October 10, 2008 5:45 AM
DEALMAKER OF THE WEEK: Slaughter and May's Nigel Boardman
Posted by Julie Triedman
Slaughter and May's Nigel Boardman probably is wishing there were more hours in the day. Over the past week, as the credit crisis gripped the U.K., Boardman, a lawyer the Times of London recently called the firm's "top dog," was on call advising the British government on a plan to rescue the country's biggest banks.
What a plan it is: an $86 billion package that is far more radical than that of U.S. Treasury secretary Henry Paulson. The U.K. plan will inject cash directly into struggling British banks in exchange for a government stake. The plan also will guarantee short- and medium-term loans between banks. The move, according to Bloomberg, is in effect a partial government nationalization of at least eight of Britain's banks. The U.S. Treasury-Federal Reserve plan proposes buying up complex distressed securities whose market has disappeared.
Boardman, 57, together with Slaughter's Nilufer Von Bismarck, handled the key negotiations between the U.K. Treasury and the banks from Tuesday night into the early morning hours of Wednesday. The lawyers hammered out the details in the offices of the Chancellor of the Exchequer, Alistair Darling, emerging with the package at roughly 5 a.m. U.K. time Wednesday.
The deal was Boardman's first major involvement on behalf of the Treasury, though Slaughter and May has been tapped repeatedly--and more than any other firm--by the office since last September, when problems with Britain's Northern Rock bank first caused tremors in the U.K.'s financial markets. The firm also helped craft the Treasury's $72 billion nationalization of U.K. bank Bradford & Bingley this past week, and a response to the meltdown of Icelandic banks with U.K. subsidiaries, as Am Law Daily sibling publication Legal Week reported.

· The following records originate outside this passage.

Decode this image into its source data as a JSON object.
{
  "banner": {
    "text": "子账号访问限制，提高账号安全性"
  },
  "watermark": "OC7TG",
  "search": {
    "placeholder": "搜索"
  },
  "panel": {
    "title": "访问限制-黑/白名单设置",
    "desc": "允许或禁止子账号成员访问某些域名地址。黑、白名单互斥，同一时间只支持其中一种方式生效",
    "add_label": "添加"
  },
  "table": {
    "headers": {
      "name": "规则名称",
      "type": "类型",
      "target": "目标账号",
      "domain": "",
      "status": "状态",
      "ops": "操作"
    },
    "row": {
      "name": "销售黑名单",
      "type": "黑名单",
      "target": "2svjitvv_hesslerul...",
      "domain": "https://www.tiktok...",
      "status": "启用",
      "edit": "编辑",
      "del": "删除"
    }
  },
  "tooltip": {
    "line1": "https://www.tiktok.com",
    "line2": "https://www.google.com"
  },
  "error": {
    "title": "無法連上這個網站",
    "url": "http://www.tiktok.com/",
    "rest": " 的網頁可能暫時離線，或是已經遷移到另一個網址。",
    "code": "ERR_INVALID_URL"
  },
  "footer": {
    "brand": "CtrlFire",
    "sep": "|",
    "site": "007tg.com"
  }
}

This U.K. bank rescue is just one more feather in Boardman's cap. The U.K. Independent once wrote that Boardman has been involved in almost every major contested takeover involving U.K. companies. Over the past eight months, he's been spearheading Slaughter's all-hands-on-deck effort advising steel conglomerate BHP Billiton Ltd. in its $122 billion hostile bid for competitor Rio Tinto Group, a deal for which he was named a "Dealmaker of the Year" in The American Lawyer's April 2008 issue. Once completed, it will be the biggest takeover ever in the mining industry.
Perhaps the past week has been business as usual for Boardman, whose average workweek reportedly is between 80 and 85 hours. Still, it's tough to imagine events more extraordinary and pressing than the ones that have gripped the world since early September. As finance ministers and government leaders from around the globe prepare to meet in Washington, D.C., on Saturday to explore solutions to the financial crisis, the U.K. proposal Boardman negotiated has taken center stage. Given the enormity and urgency of the economic chaos, Boardman's pace seems unlikely to ease up anytime soon.
Dealmaker of the Week is published every Friday in The Am Law Daily.Make a comment